In keeping with the spirit, an international conference in The Hague has demanded that the international community recognise the 1971 genocide committed by Pakistani soldiers and put pressure on the Pakistan government to offer an unconditional apology to the people of Bangladesh for the crimes committed against humanity during the nine-month-long Liberation War. The conference was organised by the Europe-based Bangladeshi diaspora organisation, European Bangladesh Forum (EBF), in collaboration with Switzerland Human Rights Commission Bangladesh on November 30 at the Nieuwspoort, Internationaal Perscentrum, attached to the Parliament building in The Hague.
‘Operation Searchlight’ was the codename of the horrendous nine-month-long military crackdown on East Pakistan (now Bangladesh) launched in March 1971 by the Pakistani military and backed by pro-Pakistani Islamist militias of the Bangladesh Jamaat-e-Islami. An estimated three million people were slaughtered. Some four million women are said to have been raped in course of the genocide. Around 30 million people were rendered homeless and 8 to10 million fled their country to seek refuge in neighbouring India.

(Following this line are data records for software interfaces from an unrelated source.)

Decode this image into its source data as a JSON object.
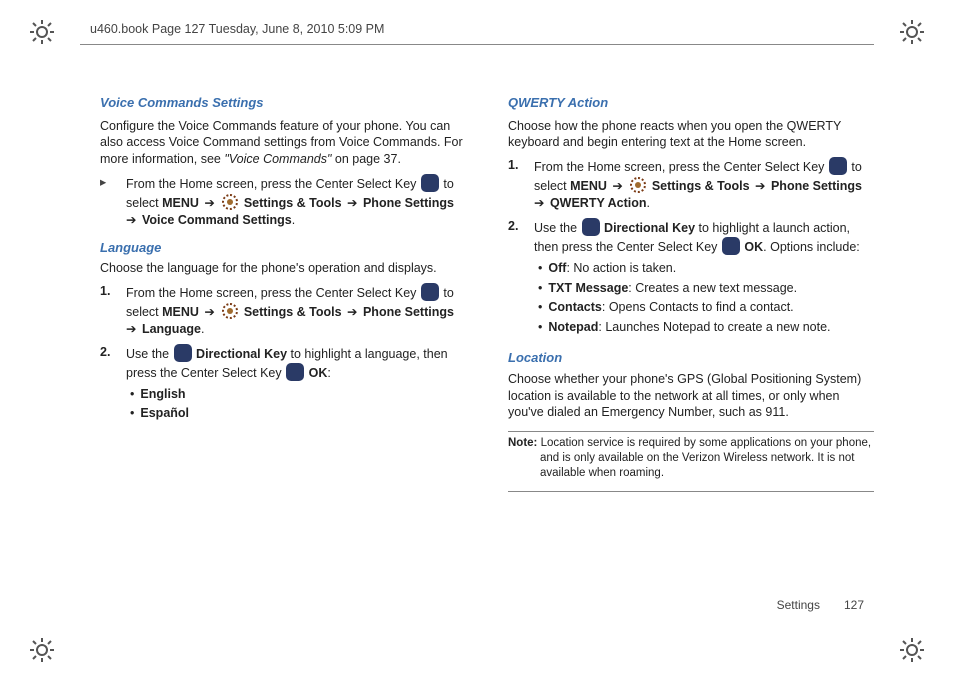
{
  "header": {
    "text": "u460.book  Page 127  Tuesday, June 8, 2010  5:09 PM"
  },
  "left": {
    "voice_title": "Voice Commands Settings",
    "voice_para": "Configure the Voice Commands feature of your phone. You can also access Voice Command settings from Voice Commands. For more information, see ",
    "voice_ref": "\"Voice Commands\"",
    "voice_ref_tail": " on page 37.",
    "voice_step_lead": "From the Home screen, press the Center Select Key ",
    "to_select": " to select ",
    "menu": "MENU",
    "arrow": " ➔ ",
    "settings_tools": " Settings & Tools",
    "phone_settings": "Phone Settings",
    "voice_cmd_settings": "Voice Command Settings",
    "lang_title": "Language",
    "lang_para": "Choose the language for the phone's operation and displays.",
    "step1_lead": "From the Home screen, press the Center Select Key ",
    "lang_item": "Language",
    "step2_a": "Use the ",
    "dir_key": "Directional Key",
    "step2_b": " to highlight a language, then press the Center Select Key ",
    "ok": "OK",
    "english": "English",
    "espanol": "Español"
  },
  "right": {
    "qwerty_title": "QWERTY Action",
    "qwerty_para": "Choose how the phone reacts when you open the QWERTY keyboard and begin entering text at the Home screen.",
    "step1_lead": "From the Home screen, press the Center Select Key ",
    "to_select": " to select ",
    "menu": "MENU",
    "arrow": " ➔ ",
    "settings_tools": " Settings & Tools",
    "phone_settings": "Phone Settings",
    "qwerty_action": "QWERTY Action",
    "step2_a": "Use the ",
    "dir_key": "Directional Key",
    "step2_b": " to highlight a launch action, then press the Center Select Key ",
    "ok": "OK",
    "step2_c": ". Options include:",
    "off_label": "Off",
    "off_desc": ": No action is taken.",
    "txt_label": "TXT Message",
    "txt_desc": ": Creates a new text message.",
    "contacts_label": "Contacts",
    "contacts_desc": ": Opens Contacts to find a contact.",
    "notepad_label": "Notepad",
    "notepad_desc": ": Launches Notepad to create a new note.",
    "loc_title": "Location",
    "loc_para": "Choose whether your phone's GPS (Global Positioning System) location is available to the network at all times, or only when you've dialed an Emergency Number, such as 911.",
    "note_label": "Note:",
    "note_text": " Location service is required by some applications on your phone, and is only available on the Verizon Wireless network. It is not available when roaming."
  },
  "footer": {
    "section": "Settings",
    "page": "127"
  }
}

Should Pakistan not hang its head in shame? It is not enough to demand an apology. Bangladesh should demand reparations for the loss and damage suffered by its people. Pakistan should pay for the war crimes it committed in Bangladesh.
Richard Gregson is a freelance journalist currently based in Canada